## Aim of the task
Below are entries; work out how many of their lines hold "this", giving only that number.

## Entries provided
● ● ● ● ●

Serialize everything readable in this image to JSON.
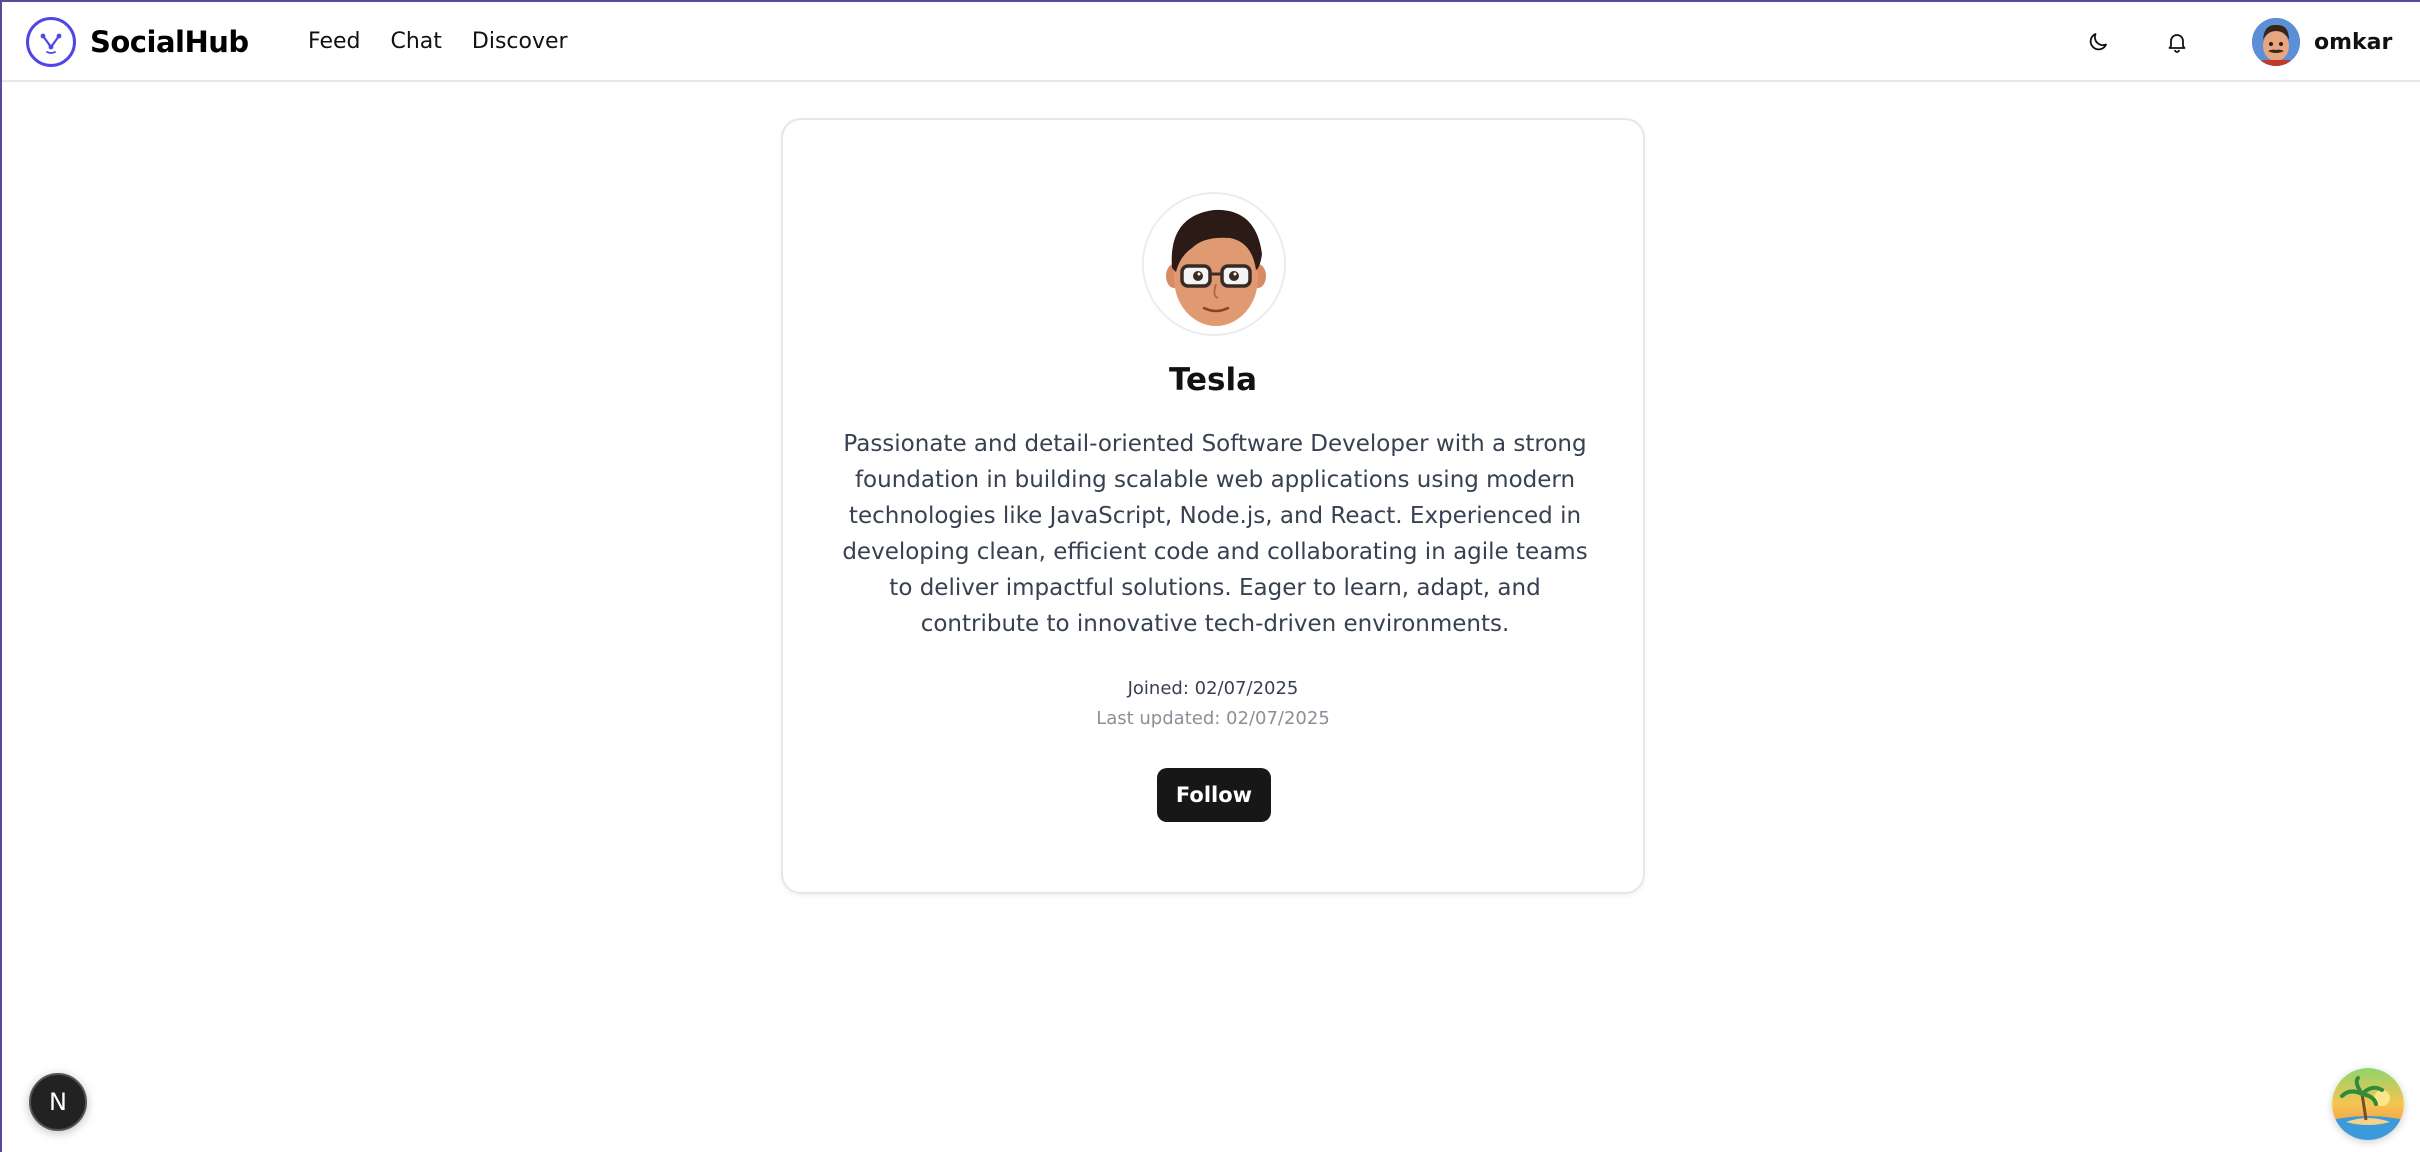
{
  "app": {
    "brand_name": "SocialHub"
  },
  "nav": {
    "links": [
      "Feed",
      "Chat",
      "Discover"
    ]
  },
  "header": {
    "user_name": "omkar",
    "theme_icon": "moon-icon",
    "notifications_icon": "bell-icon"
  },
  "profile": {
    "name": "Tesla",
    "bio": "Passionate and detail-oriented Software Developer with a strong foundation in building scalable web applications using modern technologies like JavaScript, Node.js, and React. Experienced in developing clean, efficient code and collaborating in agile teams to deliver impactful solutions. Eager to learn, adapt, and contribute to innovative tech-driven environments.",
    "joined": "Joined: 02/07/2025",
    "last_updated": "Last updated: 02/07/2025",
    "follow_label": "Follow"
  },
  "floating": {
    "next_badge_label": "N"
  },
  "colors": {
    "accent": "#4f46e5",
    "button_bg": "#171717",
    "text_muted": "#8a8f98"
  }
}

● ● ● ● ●

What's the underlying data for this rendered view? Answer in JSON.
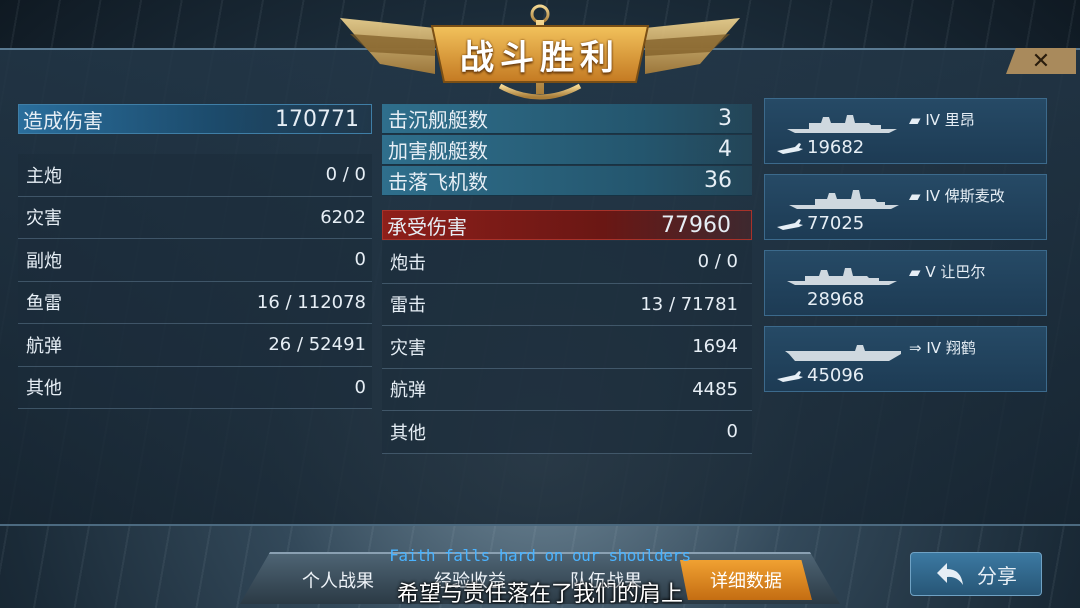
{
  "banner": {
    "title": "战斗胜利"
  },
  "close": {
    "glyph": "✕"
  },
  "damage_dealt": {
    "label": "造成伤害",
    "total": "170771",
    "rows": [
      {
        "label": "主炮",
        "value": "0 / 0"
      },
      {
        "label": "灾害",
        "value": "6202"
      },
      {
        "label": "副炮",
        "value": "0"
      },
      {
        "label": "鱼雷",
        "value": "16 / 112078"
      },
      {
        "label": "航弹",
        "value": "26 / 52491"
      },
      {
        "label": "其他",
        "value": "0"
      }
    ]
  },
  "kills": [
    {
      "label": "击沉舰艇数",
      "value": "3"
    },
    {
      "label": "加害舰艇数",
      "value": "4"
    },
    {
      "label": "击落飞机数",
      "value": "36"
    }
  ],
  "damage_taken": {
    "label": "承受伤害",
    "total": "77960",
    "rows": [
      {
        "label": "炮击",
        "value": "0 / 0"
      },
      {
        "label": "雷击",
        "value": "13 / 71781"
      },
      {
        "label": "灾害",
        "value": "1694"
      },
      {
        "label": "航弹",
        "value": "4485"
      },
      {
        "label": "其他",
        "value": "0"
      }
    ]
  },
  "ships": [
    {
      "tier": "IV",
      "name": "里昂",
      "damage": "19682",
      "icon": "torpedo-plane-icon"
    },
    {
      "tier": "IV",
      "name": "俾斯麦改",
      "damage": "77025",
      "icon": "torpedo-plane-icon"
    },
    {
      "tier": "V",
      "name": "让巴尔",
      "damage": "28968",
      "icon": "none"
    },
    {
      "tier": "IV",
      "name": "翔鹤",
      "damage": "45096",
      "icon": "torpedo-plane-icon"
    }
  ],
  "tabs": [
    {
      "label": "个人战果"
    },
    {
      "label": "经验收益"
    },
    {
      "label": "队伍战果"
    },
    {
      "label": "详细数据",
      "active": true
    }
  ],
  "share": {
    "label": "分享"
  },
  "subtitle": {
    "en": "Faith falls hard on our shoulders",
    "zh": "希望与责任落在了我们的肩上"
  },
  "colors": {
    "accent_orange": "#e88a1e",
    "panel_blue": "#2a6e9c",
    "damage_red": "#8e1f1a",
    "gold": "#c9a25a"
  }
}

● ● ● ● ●

## Task solution
2